What you return should be the full listing, exactly as given.

:: EXERCISE MATERIAL ::

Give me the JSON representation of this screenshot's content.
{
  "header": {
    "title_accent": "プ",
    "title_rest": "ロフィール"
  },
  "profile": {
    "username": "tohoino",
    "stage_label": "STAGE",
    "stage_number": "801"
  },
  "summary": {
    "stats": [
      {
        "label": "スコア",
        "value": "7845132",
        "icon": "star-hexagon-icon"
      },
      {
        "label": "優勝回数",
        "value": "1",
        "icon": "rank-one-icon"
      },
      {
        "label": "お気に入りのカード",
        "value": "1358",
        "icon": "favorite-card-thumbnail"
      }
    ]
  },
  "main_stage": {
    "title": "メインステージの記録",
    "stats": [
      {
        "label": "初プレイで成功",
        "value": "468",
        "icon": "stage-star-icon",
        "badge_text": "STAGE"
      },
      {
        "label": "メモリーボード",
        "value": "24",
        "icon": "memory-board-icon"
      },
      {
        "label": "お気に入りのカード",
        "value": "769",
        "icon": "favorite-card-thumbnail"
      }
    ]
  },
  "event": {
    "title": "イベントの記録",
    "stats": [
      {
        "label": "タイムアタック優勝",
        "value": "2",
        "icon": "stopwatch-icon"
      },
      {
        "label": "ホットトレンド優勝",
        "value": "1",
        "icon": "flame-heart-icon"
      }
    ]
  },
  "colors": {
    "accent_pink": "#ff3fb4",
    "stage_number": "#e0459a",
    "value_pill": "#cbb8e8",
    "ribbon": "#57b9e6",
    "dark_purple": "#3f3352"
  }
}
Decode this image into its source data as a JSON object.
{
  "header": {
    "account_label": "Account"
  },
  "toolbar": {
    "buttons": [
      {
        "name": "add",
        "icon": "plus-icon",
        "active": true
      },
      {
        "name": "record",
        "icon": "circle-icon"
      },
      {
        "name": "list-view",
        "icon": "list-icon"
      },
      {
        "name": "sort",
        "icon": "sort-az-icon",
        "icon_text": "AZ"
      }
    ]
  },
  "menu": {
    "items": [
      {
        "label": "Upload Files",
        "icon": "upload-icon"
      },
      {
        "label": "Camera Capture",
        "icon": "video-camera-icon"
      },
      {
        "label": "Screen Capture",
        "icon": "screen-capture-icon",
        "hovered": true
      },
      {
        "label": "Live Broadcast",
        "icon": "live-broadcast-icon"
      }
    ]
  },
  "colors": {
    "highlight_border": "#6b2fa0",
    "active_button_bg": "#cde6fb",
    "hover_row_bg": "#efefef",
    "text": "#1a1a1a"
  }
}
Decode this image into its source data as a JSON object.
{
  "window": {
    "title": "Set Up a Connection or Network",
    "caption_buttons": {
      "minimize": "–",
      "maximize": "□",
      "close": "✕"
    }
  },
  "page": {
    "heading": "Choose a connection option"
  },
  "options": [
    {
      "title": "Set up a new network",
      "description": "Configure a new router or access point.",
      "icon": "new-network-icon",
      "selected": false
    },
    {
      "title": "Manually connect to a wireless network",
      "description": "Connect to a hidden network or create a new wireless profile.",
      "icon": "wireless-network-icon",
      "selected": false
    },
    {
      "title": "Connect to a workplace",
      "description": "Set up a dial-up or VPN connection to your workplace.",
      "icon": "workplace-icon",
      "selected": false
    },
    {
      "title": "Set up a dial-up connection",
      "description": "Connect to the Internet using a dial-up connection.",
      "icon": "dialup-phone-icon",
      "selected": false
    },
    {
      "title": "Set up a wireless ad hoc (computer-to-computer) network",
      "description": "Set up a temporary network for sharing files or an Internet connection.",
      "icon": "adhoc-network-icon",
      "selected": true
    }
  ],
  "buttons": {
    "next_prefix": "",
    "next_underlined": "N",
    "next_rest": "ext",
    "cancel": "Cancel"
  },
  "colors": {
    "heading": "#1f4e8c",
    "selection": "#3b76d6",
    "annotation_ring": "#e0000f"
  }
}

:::

OUTPUT BELOW >>
Give me the JSON representation of this screenshot's content.
{
  "header": {
    "title_accent": "プ",
    "title_rest": "ロフィール"
  },
  "profile": {
    "username": "tohoino",
    "stage_label": "STAGE",
    "stage_number": "801"
  },
  "summary": {
    "stats": [
      {
        "label": "スコア",
        "value": "7845132",
        "icon": "star-hexagon-icon"
      },
      {
        "label": "優勝回数",
        "value": "1",
        "icon": "rank-one-icon"
      },
      {
        "label": "お気に入りのカード",
        "value": "1358",
        "icon": "favorite-card-thumbnail"
      }
    ]
  },
  "main_stage": {
    "title": "メインステージの記録",
    "stats": [
      {
        "label": "初プレイで成功",
        "value": "468",
        "icon": "stage-star-icon",
        "badge_text": "STAGE"
      },
      {
        "label": "メモリーボード",
        "value": "24",
        "icon": "memory-board-icon"
      },
      {
        "label": "お気に入りのカード",
        "value": "769",
        "icon": "favorite-card-thumbnail"
      }
    ]
  },
  "event": {
    "title": "イベントの記録",
    "stats": [
      {
        "label": "タイムアタック優勝",
        "value": "2",
        "icon": "stopwatch-icon"
      },
      {
        "label": "ホットトレンド優勝",
        "value": "1",
        "icon": "flame-heart-icon"
      }
    ]
  },
  "colors": {
    "accent_pink": "#ff3fb4",
    "stage_number": "#e0459a",
    "value_pill": "#cbb8e8",
    "ribbon": "#57b9e6",
    "dark_purple": "#3f3352"
  }
}
Decode this image into its source data as a JSON object.
{
  "header": {
    "account_label": "Account"
  },
  "toolbar": {
    "buttons": [
      {
        "name": "add",
        "icon": "plus-icon",
        "active": true
      },
      {
        "name": "record",
        "icon": "circle-icon"
      },
      {
        "name": "list-view",
        "icon": "list-icon"
      },
      {
        "name": "sort",
        "icon": "sort-az-icon",
        "icon_text": "AZ"
      }
    ]
  },
  "menu": {
    "items": [
      {
        "label": "Upload Files",
        "icon": "upload-icon"
      },
      {
        "label": "Camera Capture",
        "icon": "video-camera-icon"
      },
      {
        "label": "Screen Capture",
        "icon": "screen-capture-icon",
        "hovered": true
      },
      {
        "label": "Live Broadcast",
        "icon": "live-broadcast-icon"
      }
    ]
  },
  "colors": {
    "highlight_border": "#6b2fa0",
    "active_button_bg": "#cde6fb",
    "hover_row_bg": "#efefef",
    "text": "#1a1a1a"
  }
}
Decode this image into its source data as a JSON object.
{
  "window": {
    "title": "Set Up a Connection or Network",
    "caption_buttons": {
      "minimize": "–",
      "maximize": "□",
      "close": "✕"
    }
  },
  "page": {
    "heading": "Choose a connection option"
  },
  "options": [
    {
      "title": "Set up a new network",
      "description": "Configure a new router or access point.",
      "icon": "new-network-icon",
      "selected": false
    },
    {
      "title": "Manually connect to a wireless network",
      "description": "Connect to a hidden network or create a new wireless profile.",
      "icon": "wireless-network-icon",
      "selected": false
    },
    {
      "title": "Connect to a workplace",
      "description": "Set up a dial-up or VPN connection to your workplace.",
      "icon": "workplace-icon",
      "selected": false
    },
    {
      "title": "Set up a dial-up connection",
      "description": "Connect to the Internet using a dial-up connection.",
      "icon": "dialup-phone-icon",
      "selected": false
    },
    {
      "title": "Set up a wireless ad hoc (computer-to-computer) network",
      "description": "Set up a temporary network for sharing files or an Internet connection.",
      "icon": "adhoc-network-icon",
      "selected": true
    }
  ],
  "buttons": {
    "next_prefix": "",
    "next_underlined": "N",
    "next_rest": "ext",
    "cancel": "Cancel"
  },
  "colors": {
    "heading": "#1f4e8c",
    "selection": "#3b76d6",
    "annotation_ring": "#e0000f"
  }
}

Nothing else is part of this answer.